There is a difference between thinking in the long run and projecting our preferences out to the long run, and thinking backwards from there. Perhaps Middle Eastern democracies will, eventually yield regimes able and willing to fight each other, or oppose the US through internal or external balancing. Perhaps the winner that ultimately emerges from geopolitical shifts will be Iran, or China, or forces hollowing away at the state. We don’t know. As Patrick Porter points out, democratic peace theories are ahistorical, and applying their narrative to policy suggestions now basically implies that democracy causes peace (rather than the other way around, or some third factor causing both) is wishful thinking. I would go further, and say that as a policy option which we can “promote,” it relies on a sanitized version of history where confronting the bourgeois-social republican divide, figuring out how to integrate Catholicism and democracy, dealing with nationalism, self-determination, and totalitarianism never really counted because these things happened before the mid-late 20th century.

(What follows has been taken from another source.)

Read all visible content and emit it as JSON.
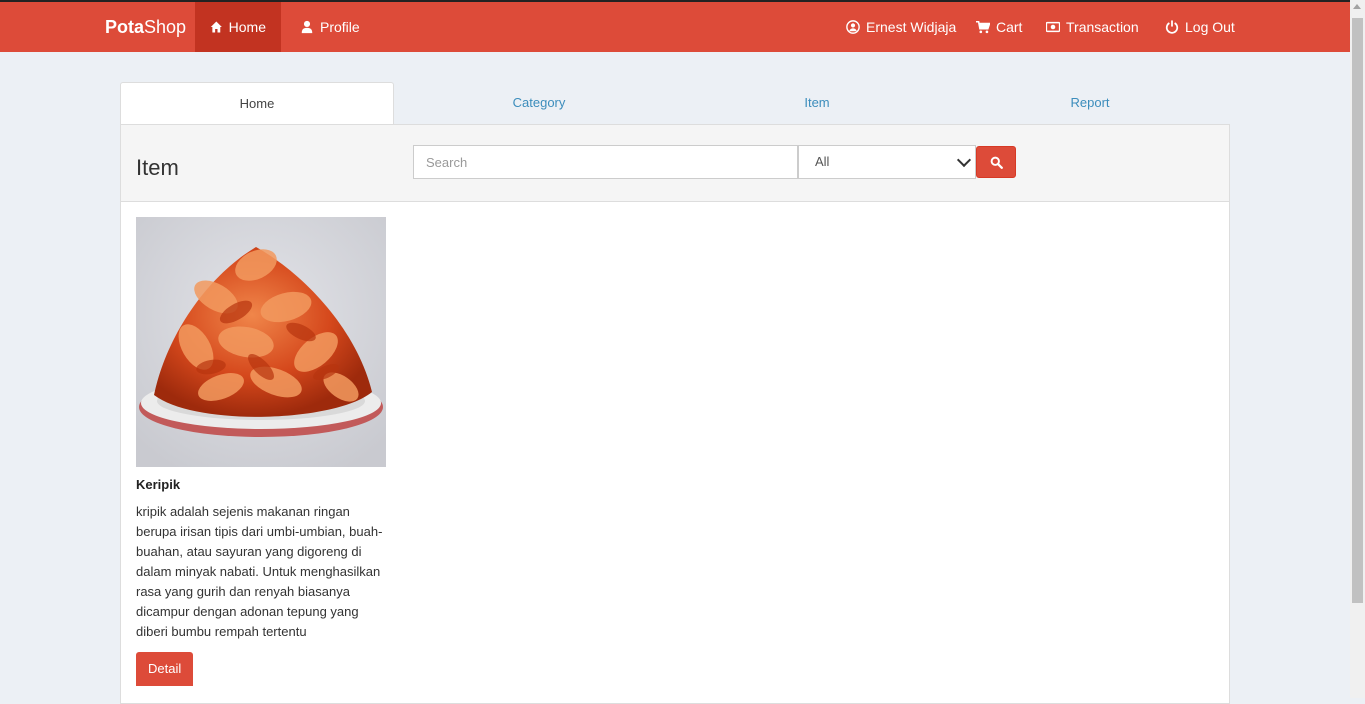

Once again, historical analogy is a starting point, not the last word. We will not see history repeat itself, but we will probably see the unearthing of all the questions and causes, noble and ugly, that democratizing peoples and their rulers before anyone can talk seriously about what a democratic Middle East is going to look like, let alone what it will mean for US grand strategy. President Obama will not be the last to confront this issue, and it is far too early to say his mostly successful short term strategy has failed because it impedes some hypothetical democratic, reliable ally from emerging. Now would be as good a time as any to reassess US interests in the Middle East, and think about what’s worth holding on to, holding out for, or walking out on in what will probably be a very, very long “short term.”